(Dataset rows describing interfaces)
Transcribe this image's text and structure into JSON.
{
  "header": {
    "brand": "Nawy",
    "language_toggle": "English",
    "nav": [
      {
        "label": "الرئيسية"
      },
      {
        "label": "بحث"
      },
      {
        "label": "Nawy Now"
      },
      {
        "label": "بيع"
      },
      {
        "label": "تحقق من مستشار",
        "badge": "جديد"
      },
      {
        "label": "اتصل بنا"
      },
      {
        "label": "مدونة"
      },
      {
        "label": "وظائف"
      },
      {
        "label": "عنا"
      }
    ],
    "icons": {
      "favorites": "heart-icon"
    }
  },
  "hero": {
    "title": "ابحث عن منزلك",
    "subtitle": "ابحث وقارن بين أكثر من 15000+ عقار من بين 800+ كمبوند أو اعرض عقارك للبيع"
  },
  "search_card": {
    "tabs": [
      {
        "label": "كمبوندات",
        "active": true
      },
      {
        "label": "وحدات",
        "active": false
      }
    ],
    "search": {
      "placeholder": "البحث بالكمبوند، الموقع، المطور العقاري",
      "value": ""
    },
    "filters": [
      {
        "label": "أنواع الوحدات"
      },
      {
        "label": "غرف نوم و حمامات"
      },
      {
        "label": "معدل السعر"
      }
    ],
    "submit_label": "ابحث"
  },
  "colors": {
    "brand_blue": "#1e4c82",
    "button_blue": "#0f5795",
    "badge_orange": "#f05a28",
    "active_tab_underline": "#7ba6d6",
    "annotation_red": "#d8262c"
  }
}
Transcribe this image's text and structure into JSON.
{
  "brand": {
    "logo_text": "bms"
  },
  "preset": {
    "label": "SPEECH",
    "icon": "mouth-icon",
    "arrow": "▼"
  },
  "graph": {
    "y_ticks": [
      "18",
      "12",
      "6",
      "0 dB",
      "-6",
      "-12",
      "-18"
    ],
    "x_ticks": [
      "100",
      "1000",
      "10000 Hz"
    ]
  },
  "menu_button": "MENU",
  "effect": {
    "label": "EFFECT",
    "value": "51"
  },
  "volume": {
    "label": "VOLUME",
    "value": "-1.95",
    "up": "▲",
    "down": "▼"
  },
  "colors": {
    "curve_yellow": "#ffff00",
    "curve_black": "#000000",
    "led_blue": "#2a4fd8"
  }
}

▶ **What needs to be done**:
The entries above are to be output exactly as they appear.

▶ **Task output**:
Transcribe this image's text and structure into JSON.
{
  "header": {
    "brand": "Nawy",
    "language_toggle": "English",
    "nav": [
      {
        "label": "الرئيسية"
      },
      {
        "label": "بحث"
      },
      {
        "label": "Nawy Now"
      },
      {
        "label": "بيع"
      },
      {
        "label": "تحقق من مستشار",
        "badge": "جديد"
      },
      {
        "label": "اتصل بنا"
      },
      {
        "label": "مدونة"
      },
      {
        "label": "وظائف"
      },
      {
        "label": "عنا"
      }
    ],
    "icons": {
      "favorites": "heart-icon"
    }
  },
  "hero": {
    "title": "ابحث عن منزلك",
    "subtitle": "ابحث وقارن بين أكثر من 15000+ عقار من بين 800+ كمبوند أو اعرض عقارك للبيع"
  },
  "search_card": {
    "tabs": [
      {
        "label": "كمبوندات",
        "active": true
      },
      {
        "label": "وحدات",
        "active": false
      }
    ],
    "search": {
      "placeholder": "البحث بالكمبوند، الموقع، المطور العقاري",
      "value": ""
    },
    "filters": [
      {
        "label": "أنواع الوحدات"
      },
      {
        "label": "غرف نوم و حمامات"
      },
      {
        "label": "معدل السعر"
      }
    ],
    "submit_label": "ابحث"
  },
  "colors": {
    "brand_blue": "#1e4c82",
    "button_blue": "#0f5795",
    "badge_orange": "#f05a28",
    "active_tab_underline": "#7ba6d6",
    "annotation_red": "#d8262c"
  }
}
Transcribe this image's text and structure into JSON.
{
  "brand": {
    "logo_text": "bms"
  },
  "preset": {
    "label": "SPEECH",
    "icon": "mouth-icon",
    "arrow": "▼"
  },
  "graph": {
    "y_ticks": [
      "18",
      "12",
      "6",
      "0 dB",
      "-6",
      "-12",
      "-18"
    ],
    "x_ticks": [
      "100",
      "1000",
      "10000 Hz"
    ]
  },
  "menu_button": "MENU",
  "effect": {
    "label": "EFFECT",
    "value": "51"
  },
  "volume": {
    "label": "VOLUME",
    "value": "-1.95",
    "up": "▲",
    "down": "▼"
  },
  "colors": {
    "curve_yellow": "#ffff00",
    "curve_black": "#000000",
    "led_blue": "#2a4fd8"
  }
}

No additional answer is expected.